It’s no coincidence that on November 4th, the same day voters go to the polls, Mavis Staples will put out her new album, Live: Hope at the Hideout. It’s a final election day stump for her neighbor and former fellow Trinity United Church of Christ congregationalist Barack Obama, who she says embodies the long-unfulfilled promise of the social-justice crusade she has helped lead for 40 years. “We’re still not there,” says the soul diva, who was once the defining voice of Martin Luther King Jr.’s de facto backing band, led by her father, the Mississippi patriarch Roebuck “Pops” Staples. “Dr. King brought us a long way, but we still have injustice, schools are not where they’re supposed to be, and we haven’t passed along our stories to our children. It’s like we’ve forgotten what we fought so hard for. Obama is the closest we’ve come. I really hope this kid can win.”
While she refers to herself as a “golden girl” who needs her rest, at 69, Staples is more restless than ever. She’s touring to support her new album, which was recorded in June during an intimate gig at the alt-folk roadhouse off Elston Avenue. Hope continues the remarkable late-career surge sparked by last year’s We’ll Never Turn Back, the raw, Delta blues–backed, Ry Cooder–produced album from which Staples pulled much of the material for her first-ever live recording. The diverse crowd lucky enough to see the Hideout show was partly spurred by Staples’s signing to the hipster-hybrid label ANTI-, which bridges genres and generations with its motley roster of iconoclastic rockers (Nick Cave, Tom Waits), rappers (Cadence Weapon), and country artists (Ramblin’ Jack Elliott, Neko Case). The howling, sweat-soaked, close-quarters performance they witnessed—backed only by a swampy three-piece band and singing trio that included her sister Yvonne—was no repackaged reissue. “It is raw and demanding, and sometimes it’s like I’m angry,” says Staples. “It’s just the voice God has given me in the second half of my career. He’s saying, ‘Show yourself in a different way.’”

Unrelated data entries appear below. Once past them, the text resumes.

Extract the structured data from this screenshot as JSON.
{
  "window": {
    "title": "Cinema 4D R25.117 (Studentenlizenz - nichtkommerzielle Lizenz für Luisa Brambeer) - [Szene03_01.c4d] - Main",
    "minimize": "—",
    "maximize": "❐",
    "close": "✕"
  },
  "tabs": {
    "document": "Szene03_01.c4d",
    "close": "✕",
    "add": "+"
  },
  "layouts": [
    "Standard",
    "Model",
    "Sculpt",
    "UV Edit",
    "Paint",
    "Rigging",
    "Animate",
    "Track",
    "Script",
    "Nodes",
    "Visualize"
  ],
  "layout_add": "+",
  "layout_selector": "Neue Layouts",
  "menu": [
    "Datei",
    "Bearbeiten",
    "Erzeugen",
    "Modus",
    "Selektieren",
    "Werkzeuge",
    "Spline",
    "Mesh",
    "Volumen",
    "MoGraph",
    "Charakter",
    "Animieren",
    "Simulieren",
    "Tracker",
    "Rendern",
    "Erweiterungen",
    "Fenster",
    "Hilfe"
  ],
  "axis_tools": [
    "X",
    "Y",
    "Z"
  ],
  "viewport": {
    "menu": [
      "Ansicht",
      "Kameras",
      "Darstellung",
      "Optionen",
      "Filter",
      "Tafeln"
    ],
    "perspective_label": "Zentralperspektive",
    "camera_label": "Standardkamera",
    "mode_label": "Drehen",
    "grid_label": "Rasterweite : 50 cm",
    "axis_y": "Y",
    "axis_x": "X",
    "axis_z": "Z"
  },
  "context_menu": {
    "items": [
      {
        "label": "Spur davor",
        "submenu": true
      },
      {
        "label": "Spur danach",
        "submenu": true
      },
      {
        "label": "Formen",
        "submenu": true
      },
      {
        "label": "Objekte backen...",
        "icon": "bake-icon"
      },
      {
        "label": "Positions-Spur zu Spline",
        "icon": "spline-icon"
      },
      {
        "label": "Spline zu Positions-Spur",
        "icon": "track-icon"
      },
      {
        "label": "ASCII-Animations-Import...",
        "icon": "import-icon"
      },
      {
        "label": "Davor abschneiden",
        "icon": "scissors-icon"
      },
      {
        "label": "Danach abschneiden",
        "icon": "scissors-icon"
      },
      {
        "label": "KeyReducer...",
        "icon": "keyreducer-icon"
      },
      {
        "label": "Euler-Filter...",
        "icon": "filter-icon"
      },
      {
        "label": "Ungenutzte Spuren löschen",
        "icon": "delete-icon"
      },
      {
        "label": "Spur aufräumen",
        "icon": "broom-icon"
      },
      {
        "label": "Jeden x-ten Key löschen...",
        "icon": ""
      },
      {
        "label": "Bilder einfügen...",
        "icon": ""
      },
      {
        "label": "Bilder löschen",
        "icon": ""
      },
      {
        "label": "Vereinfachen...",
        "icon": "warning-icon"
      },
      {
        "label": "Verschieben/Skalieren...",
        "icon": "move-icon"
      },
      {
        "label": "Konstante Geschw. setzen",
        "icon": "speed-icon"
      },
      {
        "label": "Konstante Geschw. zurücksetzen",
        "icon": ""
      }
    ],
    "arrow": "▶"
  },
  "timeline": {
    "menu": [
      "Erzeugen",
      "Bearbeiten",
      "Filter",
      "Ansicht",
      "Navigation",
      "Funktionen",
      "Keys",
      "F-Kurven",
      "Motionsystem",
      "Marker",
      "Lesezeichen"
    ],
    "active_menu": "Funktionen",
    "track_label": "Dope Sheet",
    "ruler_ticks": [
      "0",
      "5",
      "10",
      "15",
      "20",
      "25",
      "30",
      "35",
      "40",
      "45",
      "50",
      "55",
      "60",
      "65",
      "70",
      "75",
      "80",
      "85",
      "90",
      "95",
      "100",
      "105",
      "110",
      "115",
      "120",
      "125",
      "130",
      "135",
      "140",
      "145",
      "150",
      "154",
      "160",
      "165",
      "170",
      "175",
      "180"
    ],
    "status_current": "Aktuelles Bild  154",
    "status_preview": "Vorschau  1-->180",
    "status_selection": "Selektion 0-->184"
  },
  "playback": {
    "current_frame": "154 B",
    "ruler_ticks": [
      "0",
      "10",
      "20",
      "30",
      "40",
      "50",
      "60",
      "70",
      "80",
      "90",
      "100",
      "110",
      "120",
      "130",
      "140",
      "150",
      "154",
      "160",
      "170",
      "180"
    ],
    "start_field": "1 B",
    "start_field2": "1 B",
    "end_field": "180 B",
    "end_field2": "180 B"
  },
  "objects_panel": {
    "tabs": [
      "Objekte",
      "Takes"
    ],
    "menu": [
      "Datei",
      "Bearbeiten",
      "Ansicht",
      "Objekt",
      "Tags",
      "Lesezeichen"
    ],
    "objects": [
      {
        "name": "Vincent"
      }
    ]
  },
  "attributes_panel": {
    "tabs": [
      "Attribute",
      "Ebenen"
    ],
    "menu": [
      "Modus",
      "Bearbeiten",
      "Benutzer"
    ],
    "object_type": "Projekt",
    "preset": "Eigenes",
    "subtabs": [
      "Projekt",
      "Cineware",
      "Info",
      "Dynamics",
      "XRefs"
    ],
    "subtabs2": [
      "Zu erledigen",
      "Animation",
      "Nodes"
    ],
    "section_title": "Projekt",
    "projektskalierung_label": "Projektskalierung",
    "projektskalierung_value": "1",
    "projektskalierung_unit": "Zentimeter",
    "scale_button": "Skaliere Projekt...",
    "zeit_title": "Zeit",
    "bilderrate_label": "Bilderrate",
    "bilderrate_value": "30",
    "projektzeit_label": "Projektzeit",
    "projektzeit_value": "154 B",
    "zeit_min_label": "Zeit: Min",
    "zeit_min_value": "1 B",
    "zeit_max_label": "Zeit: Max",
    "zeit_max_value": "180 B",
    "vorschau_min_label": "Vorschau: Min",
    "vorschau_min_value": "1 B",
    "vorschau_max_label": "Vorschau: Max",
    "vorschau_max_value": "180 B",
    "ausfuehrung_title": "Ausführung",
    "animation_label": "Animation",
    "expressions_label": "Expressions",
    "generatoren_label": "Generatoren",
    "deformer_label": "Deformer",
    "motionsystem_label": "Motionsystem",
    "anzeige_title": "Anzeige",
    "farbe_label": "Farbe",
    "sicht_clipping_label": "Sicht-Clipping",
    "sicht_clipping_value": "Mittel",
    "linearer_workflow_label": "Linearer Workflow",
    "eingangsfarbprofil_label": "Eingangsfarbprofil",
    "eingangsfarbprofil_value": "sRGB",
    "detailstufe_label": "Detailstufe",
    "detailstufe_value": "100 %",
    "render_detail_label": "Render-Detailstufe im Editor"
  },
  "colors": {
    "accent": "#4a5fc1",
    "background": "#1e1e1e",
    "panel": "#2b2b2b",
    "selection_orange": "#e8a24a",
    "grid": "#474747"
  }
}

On November 1st, Staples will reprise freedom songs both sacred and secular at a Harris Theater concert (proceeds will go to the Old Town School of Folk Music). Her stagemates will be none other than Booker T. and the M.G.’s, the band that fueled the Staples Singers’ early seventies hits “Respect Yourself” and “I’ll Take You There.” As one of the South’s first integrated R & B/soul groups, they’ll help ensure that the circle, indeed, remains unbroken. On November 1st, Mavis Staples plays the Harris Theater, 205 E. Randolph St.
Photoillustration: Sean McCabe